Politically, the situation is not totally unhealthy, but less and less so. From 1969 until 2003 Azerbaijan's political life was (on and off) dominated by Heydar Aliev, once a KGB boss, then first Communist party secretary, then president of independent Azerbaijan. His son, Ilham Aliev inherited the post in 2003. But local experts say that whereas Heydar Aliev, for all (or perhaps due to) his Soviet background was primarily a 'statesman', the current president is primarily a 'businessman'. Under him the elite’s corrupt money-making has morphed from a side-benefit and instrument of governance into the raison d'être of government.
Negative political trends are plenty, among them the removal of constitutional limits on the number of presidential terms, the jailing of bloggers and the denial of visas to Council of Europe rapporteurs. This is matched by a sleazy 'caviar diplomacy' offensive among the European political elite, as outlined in a recent report by the European Stability Initiative. Perhaps not hugely important, but indicative of the political climate and trends in the country, has been the toughening of visa requirements for EU and US citizens (who until a few years ago could receive visas on arrival at the airport, but not any more). A side-story of that is the surprising situation when Azerbaijan's most strategic of all partners, Turkey, has a visa-free travel regime with countries ranging from Morocco to Kazakhstan, and from Serbia to Syria (and soon with Russia and Ukraine), but not with Azerbaijan.
For all the complications of Azerbaijan's political and economic situation, the country is not only strategically important but also has great potential. It is not just some oil-cursed sultanate. Its elite is autocratic and corrupt, but is in a different league from the bloody or bizarre dictators of Central Asia. Azerbaijan is in many ways stuck somewhere in between resource-rich countries that made it, and those that didn't; halfway, as it were, between Dubai, Bahrain or Qatar one the one hand, and Angola or Nigeria on the other. Azerbaijan ranks (place 66 in the world) above Croatia, Romania and Turkey in the cost of doing business, but is behind Armenia and Kazakhstan.
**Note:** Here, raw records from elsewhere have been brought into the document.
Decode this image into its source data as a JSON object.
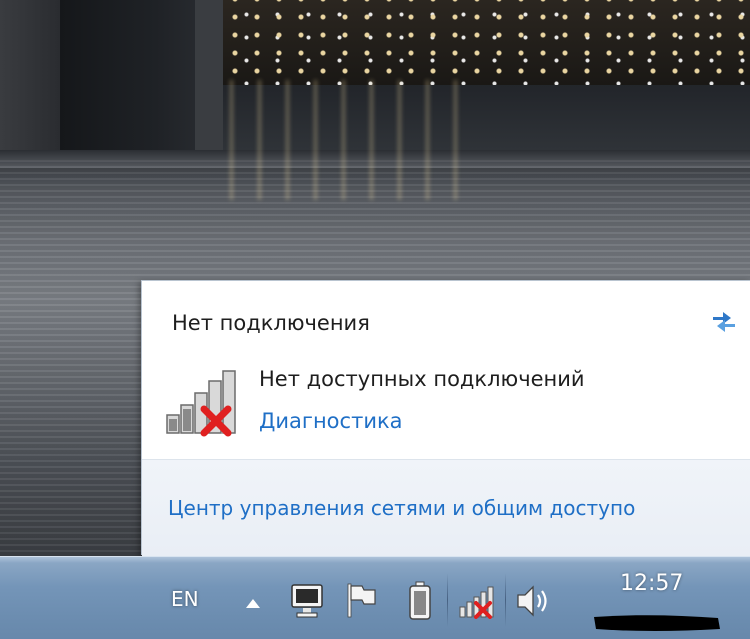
{
  "flyout": {
    "title": "Нет подключения",
    "status_text": "Нет доступных подключений",
    "diagnostics_link": "Диагностика",
    "network_center_link": "Центр управления сетями и общим доступо"
  },
  "taskbar": {
    "language": "EN",
    "clock_time": "12:57"
  },
  "icons": {
    "refresh": "refresh-icon",
    "no_connection": "signal-no-connection-icon",
    "show_hidden": "chevron-up-icon",
    "display": "monitor-icon",
    "action_center": "flag-icon",
    "battery": "battery-icon",
    "network": "network-no-connection-icon",
    "volume": "speaker-icon"
  },
  "colors": {
    "link": "#1f6fc6",
    "error_x": "#e02020",
    "taskbar": "#7495b8"
  }
}
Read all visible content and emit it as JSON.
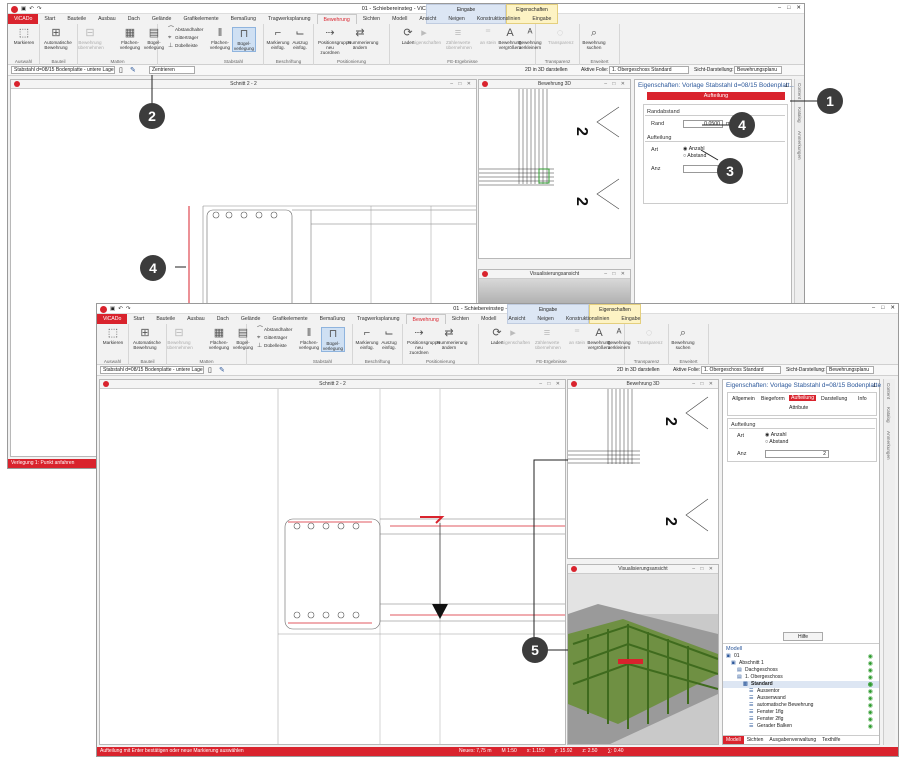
{
  "back": {
    "title": "01 - Schiebereinsteg - ViCADo 2020",
    "ctx": {
      "eingabe": "Eingabe",
      "eigenschaften": "Eigenschaften"
    },
    "tabs": [
      "ViCADo",
      "Start",
      "Bauteile",
      "Ausbau",
      "Dach",
      "Gelände",
      "Grafikelemente",
      "Bemaßung",
      "Tragwerksplanung",
      "Bewehrung",
      "Sichten",
      "Modell",
      "Ansicht",
      "Neigen",
      "Konstruktionslinien",
      "Eingabe"
    ],
    "ribbon": {
      "buttons": [
        "Markieren",
        "Automatische Bewehrung",
        "Bewehrung übernehmen",
        "Flächen-verlegung",
        "Bügel-verlegung",
        "Abstandhalter",
        "Gitterträger",
        "Dübelleiste",
        "Flächen-verlegung",
        "Bügel-verlegung",
        "Markierung einfüg.",
        "Auszug einfüg.",
        "Positionsgruppe neu zuordnen",
        "Nummerierung ändern",
        "Laden",
        "Eigenschaften",
        "Zählerwerte übernehmen",
        "an stein",
        "Bewehrung vergrößern",
        "Bewehrung verkleinern",
        "Transparenz",
        "Bewehrung suchen"
      ],
      "groups": [
        "Auswahl",
        "Bauteil",
        "Matten",
        "Stabstahl",
        "Beschriftung",
        "Positionierung",
        "FE-Ergebnisse",
        "Transparenz",
        "Erweitert"
      ]
    },
    "toolbar": {
      "layer": "Stabstahl d=08/15 Bodenplatte - untere Lage",
      "mode": "Zentrieren",
      "view3d": "2D in 3D darstellen",
      "folie_label": "Aktive Folie:",
      "folie": "1. Obergeschoss  Standard",
      "sicht_label": "Sicht-Darstellung:",
      "sicht": "Bewehrungsplanu"
    },
    "panes": {
      "schnitt": "Schnitt 2 - 2",
      "bew": "Bewehrung 3D",
      "vis": "Visualisierungsansicht"
    },
    "prop": {
      "title": "Eigenschaften: Vorlage Stabstahl d=08/15 Bodenplatt...",
      "section": "Aufteilung",
      "randabstand": "Randabstand",
      "rand_label": "Rand",
      "rand_value": "0.0500",
      "rand_unit": "m",
      "aufteilung": "Aufteilung",
      "art_label": "Art",
      "art_opt1": "Anzahl",
      "art_opt2": "Abstand",
      "anz_label": "Anz",
      "anz_value": "2"
    },
    "side": [
      "Content",
      "Katalog",
      "Anmerkungen"
    ],
    "status": "Verlegung 1: Punkt anfahren"
  },
  "front": {
    "title": "01 - Schiebereinsteg - ViCADo 2020",
    "ctx": {
      "eingabe": "Eingabe",
      "eigenschaften": "Eigenschaften"
    },
    "tabs": [
      "ViCADo",
      "Start",
      "Bauteile",
      "Ausbau",
      "Dach",
      "Gelände",
      "Grafikelemente",
      "Bemaßung",
      "Tragwerksplanung",
      "Bewehrung",
      "Sichten",
      "Modell",
      "Ansicht",
      "Neigen",
      "Konstruktionslinien",
      "Eingabe"
    ],
    "toolbar": {
      "layer": "Stabstahl d=08/15 Bodenplatte - untere Lage",
      "view3d": "2D in 3D darstellen",
      "folie_label": "Aktive Folie:",
      "folie": "1. Obergeschoss  Standard",
      "sicht_label": "Sicht-Darstellung:",
      "sicht": "Bewehrungsplanu"
    },
    "panes": {
      "schnitt": "Schnitt 2 - 2",
      "bew": "Bewehrung 3D",
      "vis": "Visualisierungsansicht"
    },
    "prop": {
      "title": "Eigenschaften: Vorlage Stabstahl d=08/15 Bodenplatte ...",
      "tabs": [
        "Allgemein",
        "Biegeform",
        "Aufteilung",
        "Darstellung",
        "Info"
      ],
      "subtab": "Attribute",
      "section": "Aufteilung",
      "art_label": "Art",
      "art_opt1": "Anzahl",
      "art_opt2": "Abstand",
      "anz_label": "Anz",
      "anz_value": "2",
      "hilfe": "Hilfe"
    },
    "model": {
      "header": "Modell",
      "rows": [
        "01",
        "Abschnitt 1",
        "Dachgeschoss",
        "1. Obergeschoss",
        "Standard",
        "Aussentor",
        "Aussenwand",
        "automatische Bewehrung",
        "Fenster 1flg",
        "Fenster 2flg",
        "Gerader Balken"
      ],
      "tabs": [
        "Modell",
        "Sichten",
        "Ausgabenverwaltung",
        "Texthilfe"
      ]
    },
    "side": [
      "Content",
      "Katalog",
      "Anmerkungen"
    ],
    "status": "Aufteilung mit Enter bestätigen oder neue Markierung auswählen",
    "status_right": [
      "Neues: 7,75 m",
      "M 1:50",
      "x: 1.150",
      "y: 15.92",
      "z: 2.50",
      "∑: 0.40"
    ]
  },
  "callouts": [
    "1",
    "2",
    "3",
    "4",
    "4",
    "5"
  ],
  "colors": {
    "accent": "#d9232d",
    "ribbon_sel": "#cfe0f3",
    "ctx_blue": "#dce6f4",
    "ctx_yellow": "#fdf3c4"
  }
}
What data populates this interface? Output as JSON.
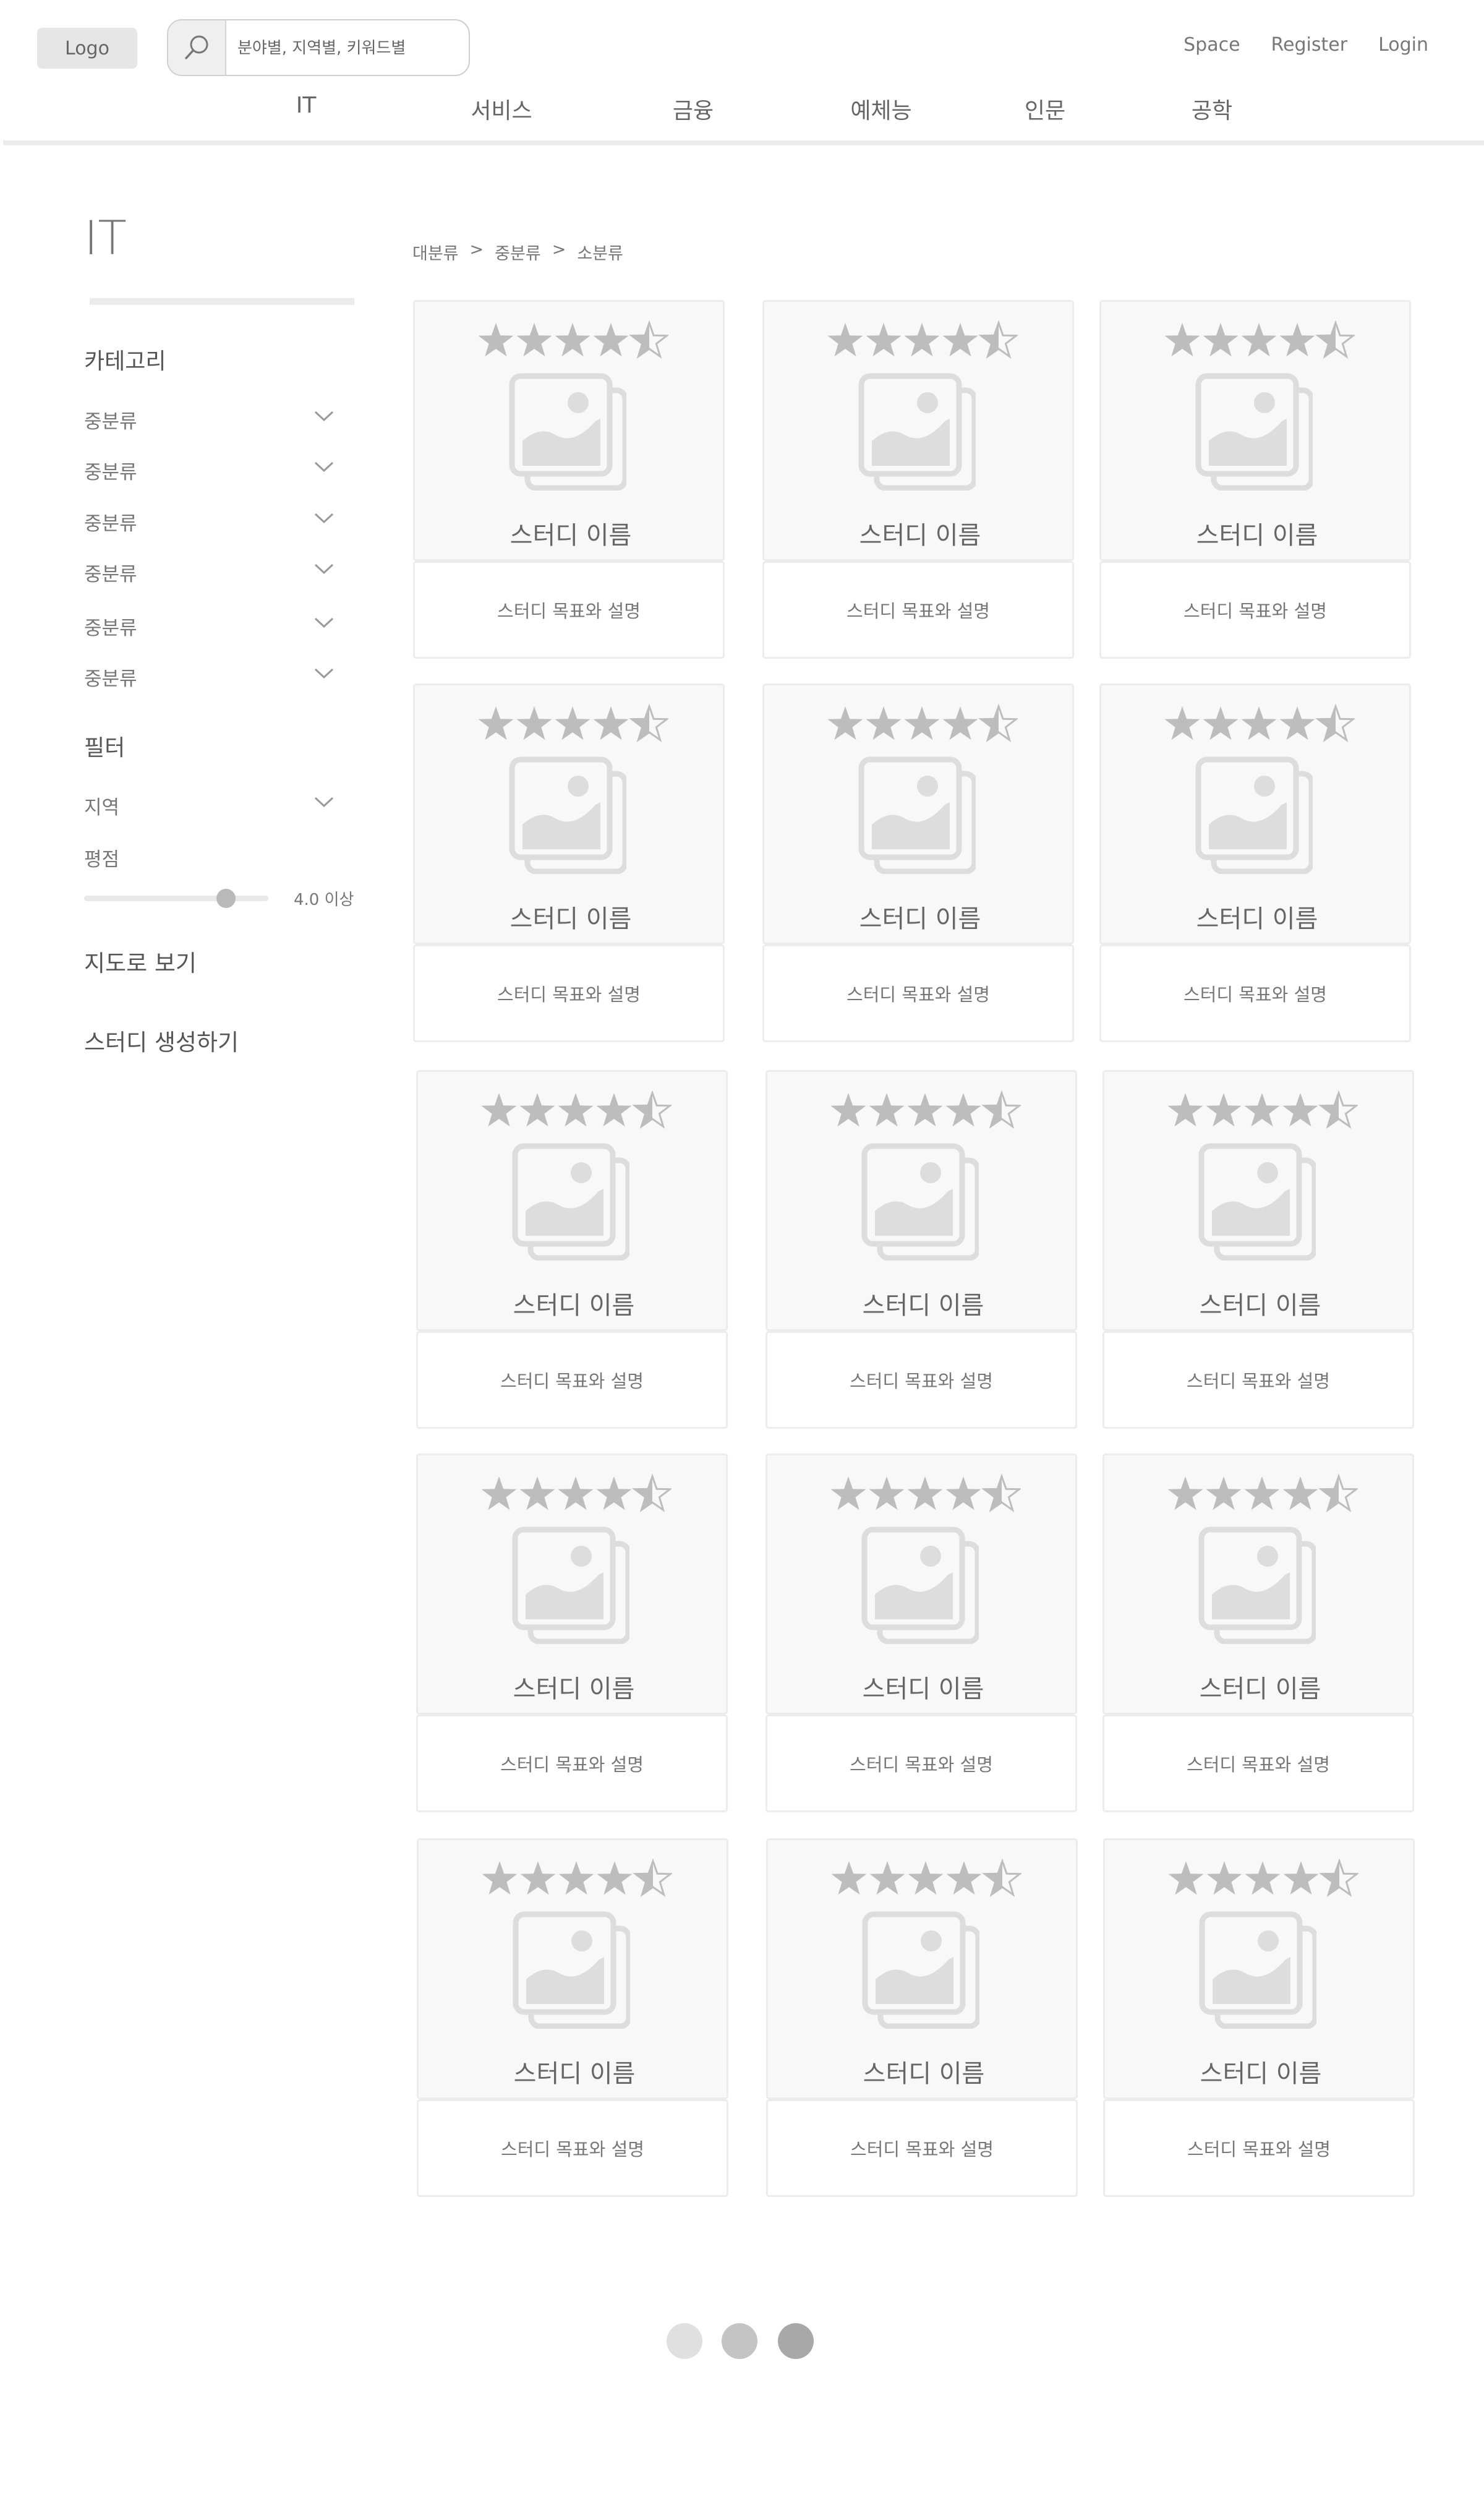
{
  "header": {
    "logo": "Logo",
    "search_placeholder": "분야별, 지역별, 키워드별",
    "links": [
      "Space",
      "Register",
      "Login"
    ]
  },
  "nav": [
    "IT",
    "서비스",
    "금융",
    "예체능",
    "인문",
    "공학"
  ],
  "sidebar": {
    "title": "IT",
    "category_heading": "카테고리",
    "categories": [
      "중분류",
      "중분류",
      "중분류",
      "중분류",
      "중분류",
      "중분류"
    ],
    "filter_heading": "필터",
    "region_label": "지역",
    "rating_label": "평점",
    "rating_min": 4.0,
    "rating_value_text": "4.0 이상",
    "map_link": "지도로 보기",
    "create_link": "스터디 생성하기"
  },
  "breadcrumb": [
    "대분류",
    ">",
    "중분류",
    ">",
    "소분류"
  ],
  "cards": {
    "name": "스터디 이름",
    "description": "스터디 목표와 설명",
    "rating": 4.5,
    "count": 15
  },
  "pagination": {
    "pages": 3,
    "colors": [
      "#e0e0e0",
      "#c4c4c4",
      "#a8a8a8"
    ]
  },
  "icons": {
    "search": "search-icon",
    "chevron": "chevron-down-icon",
    "star": "star-icon",
    "image": "image-placeholder-icon"
  }
}
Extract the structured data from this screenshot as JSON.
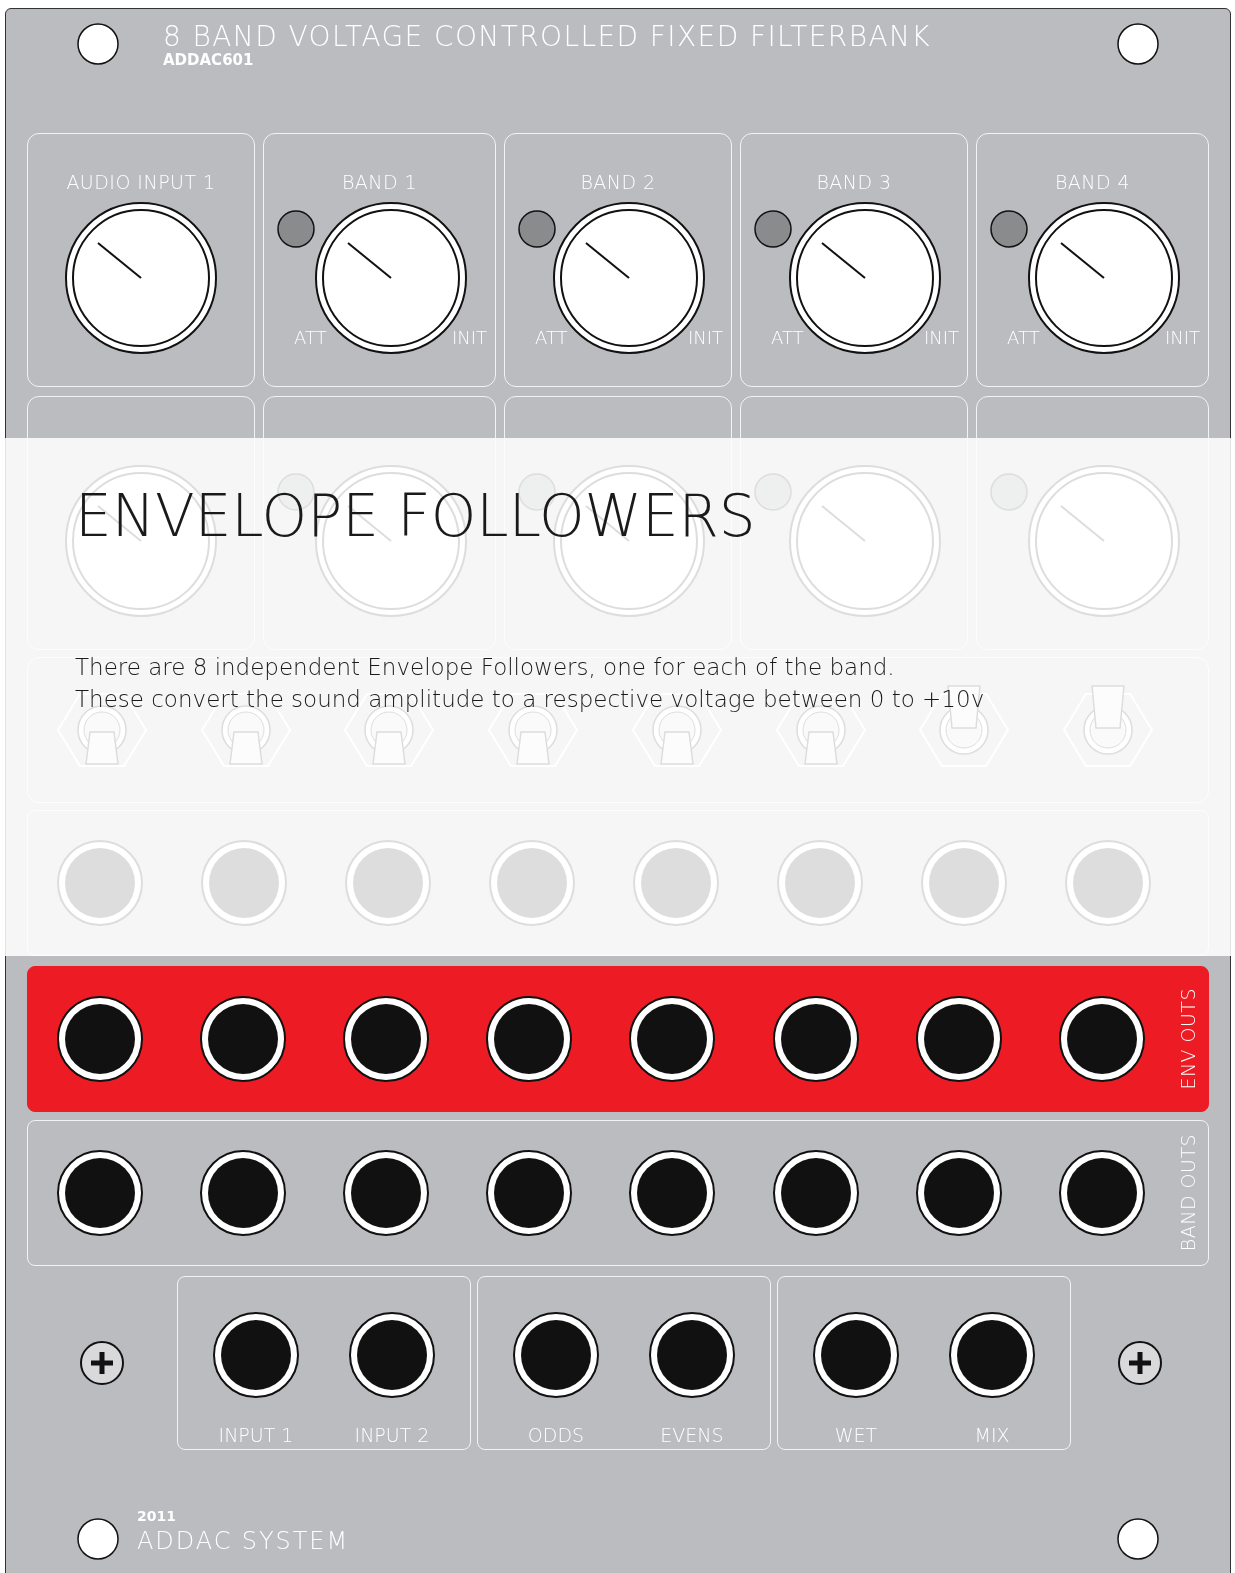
{
  "panel": {
    "title": "8 BAND VOLTAGE CONTROLLED FIXED FILTERBANK",
    "model": "ADDAC601"
  },
  "knob_rows": [
    [
      {
        "kind": "input",
        "label": "AUDIO INPUT 1"
      },
      {
        "kind": "band",
        "label": "BAND 1",
        "left": "ATT",
        "right": "INIT"
      },
      {
        "kind": "band",
        "label": "BAND 2",
        "left": "ATT",
        "right": "INIT"
      },
      {
        "kind": "band",
        "label": "BAND 3",
        "left": "ATT",
        "right": "INIT"
      },
      {
        "kind": "band",
        "label": "BAND 4",
        "left": "ATT",
        "right": "INIT"
      }
    ],
    [
      {
        "kind": "input"
      },
      {
        "kind": "band"
      },
      {
        "kind": "band"
      },
      {
        "kind": "band"
      },
      {
        "kind": "band"
      }
    ]
  ],
  "switch_row": {
    "switches": [
      {
        "on": false
      },
      {
        "on": false
      },
      {
        "on": false
      },
      {
        "on": false
      },
      {
        "on": false
      },
      {
        "on": false
      },
      {
        "on": true
      },
      {
        "on": true
      }
    ]
  },
  "jack_rows": [
    {
      "highlighted": false
    },
    {
      "label": "ENV OUTS",
      "highlighted": true
    },
    {
      "label": "BAND OUTS",
      "highlighted": false
    }
  ],
  "io_groups": [
    {
      "labels": [
        "INPUT 1",
        "INPUT 2"
      ]
    },
    {
      "labels": [
        "ODDS",
        "EVENS"
      ]
    },
    {
      "labels": [
        "WET",
        "MIX"
      ]
    }
  ],
  "footer": {
    "year": "2011",
    "brand": "ADDAC SYSTEM"
  },
  "overlay": {
    "title": "ENVELOPE FOLLOWERS",
    "lines": [
      "There are 8 independent Envelope Followers, one for each of the band.",
      "These convert the sound amplitude to a respective voltage between 0 to +10v"
    ]
  }
}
Its global competitiveness index (place 55) is better than that of Slovakia, Bulgaria, or Serbia, but lags behind Oman, Tunisia or Sri-Lanka. Azerbaijan has still a lot to improve, but its starting point is not too bad.
The way forward
Fundamentally, Azerbaijan faces a huge contradiction between the entrenched interests of the elite and the need to build a post-oil economy. For that it needs to open up. Its economy, its borders and its political system. Joining the World Trade Organisation and then signing a deep and comprehensive free trade agreement (DCFTA) with the EU should be the country's next priorities. It could also present a more open face to the world by abolishing visas for the citizens of Turkey, EU and US citizens at least.
It does not have much time to waste, nor much money to pour down the thirsty throats of so many corrupt vested interests. Ultimately, its president has to decide whether he wants his cronies to continue enjoying monopolistic rents and ballooning bank accounts, or to sacrifice some of their incomes for the sake of actually developing a post-oil economy. In the end it is not just the future of Azerbaijan that depends on this, but also that of the ruling family which might be too weak to survive a rapid contraction of oil revenues.
The European Council on Foreign Relations does not take collective positions. ECFR publications only represent the views of its individual authors.